Wyoming has once again taken the lead in the regulation of hydraulic fracturing, or as it is commonly referred to as “fracking”. In response to Governor Matt Mead’s Energy Strategy, the Wyoming Oil and Gas Conservation Commission (Commission) adopted rules on November 14, 2013, with an effective date of March 1, 2014, requiring companies to perform baseline water testing before and after spudding a well. This testing must be performed within 12 months prior to spudding a well and twice after setting production casing or liner, once between 12 and 24 months and once between 36 and 48 months. The testing must be performed on wells within a 1/2 mile radius as approved by the Commission.
Fracking is the process of injecting water and other chemicals into shale formations deep underground to create fissures within the rock, thereby releasing natural gas. Fracking technology has opened heretofore inaccessible deposits of hydrocarbons to exploration and production. The practice, however, is not without its detractors. Environmental and other public advocacy groups argue that fracking contributes to environmental contamination, specifically contamination of groundwater supplies. This has led to moratoriums and outright bans on the practice nationwide.
In Wyoming this battle reached a crescendo in 2008 in the tiny town of Pavillion, where residents complained of groundwater contamination and attributed it to fracking. The EPA initiated an investigation and a fierce battle continues to this day over the source of the contamination. The investigation has been greatly hampered by the lack of baseline information.

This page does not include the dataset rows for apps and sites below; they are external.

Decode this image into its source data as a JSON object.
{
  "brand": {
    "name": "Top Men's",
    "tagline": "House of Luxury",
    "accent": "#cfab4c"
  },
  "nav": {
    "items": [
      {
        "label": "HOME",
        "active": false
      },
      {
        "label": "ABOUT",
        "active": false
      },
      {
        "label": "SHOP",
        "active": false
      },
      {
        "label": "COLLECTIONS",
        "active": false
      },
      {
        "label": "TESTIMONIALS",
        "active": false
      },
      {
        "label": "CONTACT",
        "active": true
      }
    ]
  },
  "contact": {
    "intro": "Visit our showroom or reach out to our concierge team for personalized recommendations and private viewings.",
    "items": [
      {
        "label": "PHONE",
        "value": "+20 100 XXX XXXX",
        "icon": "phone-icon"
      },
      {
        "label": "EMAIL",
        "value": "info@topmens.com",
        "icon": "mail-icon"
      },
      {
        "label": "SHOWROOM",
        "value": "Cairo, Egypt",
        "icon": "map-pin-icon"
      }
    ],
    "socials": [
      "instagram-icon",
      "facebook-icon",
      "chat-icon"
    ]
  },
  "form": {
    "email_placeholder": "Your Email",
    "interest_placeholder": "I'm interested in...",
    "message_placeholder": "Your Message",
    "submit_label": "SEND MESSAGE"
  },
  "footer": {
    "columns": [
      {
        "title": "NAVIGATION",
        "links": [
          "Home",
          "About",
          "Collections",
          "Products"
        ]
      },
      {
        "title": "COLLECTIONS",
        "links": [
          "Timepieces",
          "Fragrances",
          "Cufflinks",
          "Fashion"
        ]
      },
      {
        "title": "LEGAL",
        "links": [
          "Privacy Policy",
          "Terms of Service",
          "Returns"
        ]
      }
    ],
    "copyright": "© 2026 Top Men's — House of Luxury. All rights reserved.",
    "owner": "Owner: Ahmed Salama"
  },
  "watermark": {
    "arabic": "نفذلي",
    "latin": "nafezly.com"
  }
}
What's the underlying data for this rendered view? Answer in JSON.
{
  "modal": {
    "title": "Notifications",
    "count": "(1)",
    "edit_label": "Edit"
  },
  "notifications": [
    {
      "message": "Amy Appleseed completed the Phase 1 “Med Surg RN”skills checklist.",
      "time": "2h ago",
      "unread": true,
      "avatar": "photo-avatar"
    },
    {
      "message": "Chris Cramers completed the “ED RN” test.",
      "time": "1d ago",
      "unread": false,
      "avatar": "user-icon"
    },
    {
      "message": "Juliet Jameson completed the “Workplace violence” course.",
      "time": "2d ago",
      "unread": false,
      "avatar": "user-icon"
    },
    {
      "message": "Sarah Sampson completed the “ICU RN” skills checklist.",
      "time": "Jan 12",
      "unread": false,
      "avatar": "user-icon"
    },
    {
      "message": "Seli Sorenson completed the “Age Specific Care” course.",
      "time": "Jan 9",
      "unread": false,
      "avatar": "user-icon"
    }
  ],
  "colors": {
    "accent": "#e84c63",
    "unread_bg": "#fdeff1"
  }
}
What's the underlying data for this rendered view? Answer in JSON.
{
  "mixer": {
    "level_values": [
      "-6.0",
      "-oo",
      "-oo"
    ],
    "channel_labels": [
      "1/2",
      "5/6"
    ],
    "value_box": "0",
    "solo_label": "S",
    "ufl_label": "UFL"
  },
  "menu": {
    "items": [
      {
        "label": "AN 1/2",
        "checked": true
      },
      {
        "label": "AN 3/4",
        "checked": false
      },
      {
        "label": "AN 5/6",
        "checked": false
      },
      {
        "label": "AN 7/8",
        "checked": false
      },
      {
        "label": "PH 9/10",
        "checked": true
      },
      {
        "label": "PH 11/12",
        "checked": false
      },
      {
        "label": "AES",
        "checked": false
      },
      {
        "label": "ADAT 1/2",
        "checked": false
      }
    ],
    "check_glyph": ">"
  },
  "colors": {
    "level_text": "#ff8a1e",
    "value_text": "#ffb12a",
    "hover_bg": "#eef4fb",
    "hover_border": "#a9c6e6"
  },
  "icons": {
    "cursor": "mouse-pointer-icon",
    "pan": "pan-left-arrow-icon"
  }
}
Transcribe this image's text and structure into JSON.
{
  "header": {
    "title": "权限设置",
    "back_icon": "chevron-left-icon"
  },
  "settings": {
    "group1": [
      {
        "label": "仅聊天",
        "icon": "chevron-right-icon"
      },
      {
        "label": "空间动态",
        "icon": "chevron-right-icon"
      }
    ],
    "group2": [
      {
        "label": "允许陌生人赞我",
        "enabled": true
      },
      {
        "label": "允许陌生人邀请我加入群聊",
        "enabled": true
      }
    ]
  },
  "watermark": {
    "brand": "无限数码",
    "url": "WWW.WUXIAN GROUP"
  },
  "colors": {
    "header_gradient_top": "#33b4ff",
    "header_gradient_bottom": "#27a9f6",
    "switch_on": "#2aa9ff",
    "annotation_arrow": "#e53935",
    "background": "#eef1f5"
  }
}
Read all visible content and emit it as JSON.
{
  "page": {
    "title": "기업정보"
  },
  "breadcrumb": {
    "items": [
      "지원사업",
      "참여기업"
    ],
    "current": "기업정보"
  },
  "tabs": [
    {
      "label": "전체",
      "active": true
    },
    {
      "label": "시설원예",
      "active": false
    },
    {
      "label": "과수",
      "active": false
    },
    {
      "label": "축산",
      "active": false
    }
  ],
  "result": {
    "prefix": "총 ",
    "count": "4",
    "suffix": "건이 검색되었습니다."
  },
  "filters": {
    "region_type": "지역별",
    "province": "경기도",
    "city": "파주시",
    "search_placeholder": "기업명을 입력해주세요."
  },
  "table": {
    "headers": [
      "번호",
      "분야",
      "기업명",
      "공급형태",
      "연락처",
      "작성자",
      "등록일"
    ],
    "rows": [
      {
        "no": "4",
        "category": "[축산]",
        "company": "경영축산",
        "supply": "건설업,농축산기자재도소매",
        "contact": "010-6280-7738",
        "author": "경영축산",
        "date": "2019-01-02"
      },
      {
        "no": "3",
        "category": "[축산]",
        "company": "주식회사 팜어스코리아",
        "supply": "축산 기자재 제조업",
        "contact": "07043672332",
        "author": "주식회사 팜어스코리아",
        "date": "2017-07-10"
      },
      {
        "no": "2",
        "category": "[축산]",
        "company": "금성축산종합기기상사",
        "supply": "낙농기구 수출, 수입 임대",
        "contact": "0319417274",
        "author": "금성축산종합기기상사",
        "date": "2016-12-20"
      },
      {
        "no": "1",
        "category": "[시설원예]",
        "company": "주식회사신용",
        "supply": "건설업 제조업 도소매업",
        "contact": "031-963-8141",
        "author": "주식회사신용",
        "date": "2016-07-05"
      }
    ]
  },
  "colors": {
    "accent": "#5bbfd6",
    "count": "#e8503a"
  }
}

This newest rule, in conjunction with the previously adopted rule requiring disclosure of fracking fluid ingredients, goes a long way towards establishing the baseline information necessary to track the effects, if any, of fracking on groundwater. Both the Environmental Defense Fund and the Wyoming Petroleum Association are strong proponents of this requirement and hail this initiative as a model of cooperation which will protect both industry and public interests. For more information on testing protocols, required information and reporting, contact the Wyoming Oil and Gas Conservation Commission.